[The problem]
Copy each line of the entries that contains the word "date".

***** Supplied data

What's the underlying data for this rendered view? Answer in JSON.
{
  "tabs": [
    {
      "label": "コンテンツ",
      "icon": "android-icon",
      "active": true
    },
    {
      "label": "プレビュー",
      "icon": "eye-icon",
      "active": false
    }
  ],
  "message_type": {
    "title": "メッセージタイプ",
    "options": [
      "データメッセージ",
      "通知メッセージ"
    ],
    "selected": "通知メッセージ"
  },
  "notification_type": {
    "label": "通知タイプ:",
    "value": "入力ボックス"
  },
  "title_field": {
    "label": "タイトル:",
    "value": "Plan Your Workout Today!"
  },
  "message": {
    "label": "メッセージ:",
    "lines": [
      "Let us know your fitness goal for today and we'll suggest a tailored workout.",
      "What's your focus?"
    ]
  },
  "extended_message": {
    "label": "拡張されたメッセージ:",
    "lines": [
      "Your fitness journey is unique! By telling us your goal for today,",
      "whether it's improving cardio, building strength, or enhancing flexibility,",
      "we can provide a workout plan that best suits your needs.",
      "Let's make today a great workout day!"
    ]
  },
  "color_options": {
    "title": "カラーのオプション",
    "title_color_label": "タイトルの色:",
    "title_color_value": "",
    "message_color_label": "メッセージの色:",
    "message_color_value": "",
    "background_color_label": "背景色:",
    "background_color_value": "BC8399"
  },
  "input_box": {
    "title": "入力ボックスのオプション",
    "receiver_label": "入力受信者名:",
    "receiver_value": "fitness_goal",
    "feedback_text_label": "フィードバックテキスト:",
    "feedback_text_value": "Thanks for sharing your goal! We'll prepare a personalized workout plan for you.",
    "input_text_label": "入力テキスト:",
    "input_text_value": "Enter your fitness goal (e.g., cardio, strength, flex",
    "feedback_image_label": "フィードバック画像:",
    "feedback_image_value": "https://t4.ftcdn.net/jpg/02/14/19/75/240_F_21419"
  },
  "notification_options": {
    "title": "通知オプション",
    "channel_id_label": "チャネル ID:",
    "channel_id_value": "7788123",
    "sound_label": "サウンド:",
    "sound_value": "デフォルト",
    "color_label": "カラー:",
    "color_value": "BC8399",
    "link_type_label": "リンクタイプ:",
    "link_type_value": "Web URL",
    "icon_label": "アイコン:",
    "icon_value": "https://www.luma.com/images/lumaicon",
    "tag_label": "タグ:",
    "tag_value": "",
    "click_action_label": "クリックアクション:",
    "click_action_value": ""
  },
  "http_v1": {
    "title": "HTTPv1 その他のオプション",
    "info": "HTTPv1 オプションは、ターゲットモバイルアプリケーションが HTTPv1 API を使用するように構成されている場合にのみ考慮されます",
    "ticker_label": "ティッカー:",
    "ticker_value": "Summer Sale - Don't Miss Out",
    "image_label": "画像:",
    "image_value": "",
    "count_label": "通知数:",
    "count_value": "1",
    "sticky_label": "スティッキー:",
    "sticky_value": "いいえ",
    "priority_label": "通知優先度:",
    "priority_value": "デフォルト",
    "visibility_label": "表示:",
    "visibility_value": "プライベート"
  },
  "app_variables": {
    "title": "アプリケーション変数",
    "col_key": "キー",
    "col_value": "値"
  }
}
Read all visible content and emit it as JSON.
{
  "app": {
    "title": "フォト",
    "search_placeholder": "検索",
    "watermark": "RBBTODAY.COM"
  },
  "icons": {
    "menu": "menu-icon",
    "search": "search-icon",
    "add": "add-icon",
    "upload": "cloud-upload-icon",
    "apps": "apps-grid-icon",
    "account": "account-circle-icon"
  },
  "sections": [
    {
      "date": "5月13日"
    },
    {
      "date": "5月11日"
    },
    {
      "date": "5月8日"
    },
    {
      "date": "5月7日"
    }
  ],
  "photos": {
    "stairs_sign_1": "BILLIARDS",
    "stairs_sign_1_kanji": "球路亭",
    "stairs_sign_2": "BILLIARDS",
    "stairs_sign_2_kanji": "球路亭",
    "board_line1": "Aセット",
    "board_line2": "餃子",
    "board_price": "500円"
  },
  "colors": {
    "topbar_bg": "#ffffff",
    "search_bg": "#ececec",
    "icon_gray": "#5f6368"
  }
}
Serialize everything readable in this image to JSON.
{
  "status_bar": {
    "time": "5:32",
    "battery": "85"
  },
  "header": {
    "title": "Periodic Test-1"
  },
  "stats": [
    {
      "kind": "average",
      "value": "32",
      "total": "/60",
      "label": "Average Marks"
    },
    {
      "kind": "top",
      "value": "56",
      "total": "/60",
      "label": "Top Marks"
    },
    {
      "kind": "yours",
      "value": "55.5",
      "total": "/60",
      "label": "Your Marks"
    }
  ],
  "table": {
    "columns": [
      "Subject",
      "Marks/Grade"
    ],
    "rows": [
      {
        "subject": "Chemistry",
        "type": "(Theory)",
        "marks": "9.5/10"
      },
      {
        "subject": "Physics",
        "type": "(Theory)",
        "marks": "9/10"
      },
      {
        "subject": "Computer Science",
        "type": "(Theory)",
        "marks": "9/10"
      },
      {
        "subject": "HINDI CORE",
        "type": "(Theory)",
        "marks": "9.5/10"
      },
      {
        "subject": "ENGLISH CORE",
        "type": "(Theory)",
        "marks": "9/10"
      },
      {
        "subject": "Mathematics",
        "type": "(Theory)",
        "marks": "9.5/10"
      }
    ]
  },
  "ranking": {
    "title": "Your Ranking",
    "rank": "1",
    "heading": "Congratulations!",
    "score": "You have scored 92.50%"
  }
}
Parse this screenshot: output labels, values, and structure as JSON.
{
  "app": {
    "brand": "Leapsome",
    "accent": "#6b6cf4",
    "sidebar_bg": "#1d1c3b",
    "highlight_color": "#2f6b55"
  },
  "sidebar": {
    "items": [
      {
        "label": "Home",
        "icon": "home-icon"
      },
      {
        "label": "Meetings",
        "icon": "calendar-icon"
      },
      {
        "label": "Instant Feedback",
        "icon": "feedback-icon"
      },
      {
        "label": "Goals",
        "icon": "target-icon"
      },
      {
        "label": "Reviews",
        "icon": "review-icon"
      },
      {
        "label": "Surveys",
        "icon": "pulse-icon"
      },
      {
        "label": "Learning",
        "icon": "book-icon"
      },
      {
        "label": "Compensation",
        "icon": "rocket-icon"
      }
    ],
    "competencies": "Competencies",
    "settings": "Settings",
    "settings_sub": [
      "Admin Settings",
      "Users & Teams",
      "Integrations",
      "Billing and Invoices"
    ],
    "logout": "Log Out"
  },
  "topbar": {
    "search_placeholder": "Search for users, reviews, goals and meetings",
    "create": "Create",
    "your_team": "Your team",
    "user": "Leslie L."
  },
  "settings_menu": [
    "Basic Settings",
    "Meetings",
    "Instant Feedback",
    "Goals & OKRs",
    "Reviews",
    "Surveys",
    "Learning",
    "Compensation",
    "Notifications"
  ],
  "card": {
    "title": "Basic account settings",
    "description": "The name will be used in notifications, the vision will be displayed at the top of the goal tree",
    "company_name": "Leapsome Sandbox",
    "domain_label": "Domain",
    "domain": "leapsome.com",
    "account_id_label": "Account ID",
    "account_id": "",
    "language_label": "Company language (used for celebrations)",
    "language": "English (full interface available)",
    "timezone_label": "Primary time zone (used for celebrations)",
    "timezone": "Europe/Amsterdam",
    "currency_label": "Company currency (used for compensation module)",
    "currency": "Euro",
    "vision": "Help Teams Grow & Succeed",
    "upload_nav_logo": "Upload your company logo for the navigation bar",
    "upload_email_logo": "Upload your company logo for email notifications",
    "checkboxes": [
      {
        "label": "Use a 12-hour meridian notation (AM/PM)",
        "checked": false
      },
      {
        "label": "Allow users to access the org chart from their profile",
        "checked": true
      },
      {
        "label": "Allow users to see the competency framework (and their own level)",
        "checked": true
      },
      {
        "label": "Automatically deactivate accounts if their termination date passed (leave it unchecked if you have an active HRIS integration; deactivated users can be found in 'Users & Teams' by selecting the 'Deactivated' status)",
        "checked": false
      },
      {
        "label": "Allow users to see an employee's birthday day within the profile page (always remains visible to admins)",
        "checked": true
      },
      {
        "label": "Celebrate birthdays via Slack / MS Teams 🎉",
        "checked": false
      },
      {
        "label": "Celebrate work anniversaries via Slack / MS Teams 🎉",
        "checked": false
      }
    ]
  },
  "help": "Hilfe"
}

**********

[Response to the exercise]
      "date": "5月13日"
      "date": "5月11日"
      "date": "5月8日"
      "date": "5月7日"
        "label": "Automatically deactivate accounts if their termination date passed (leave it unchecked if you have an active HRIS integration; deactivated users can be found in 'Users & Teams' by selecting the 'Deactivated' status)",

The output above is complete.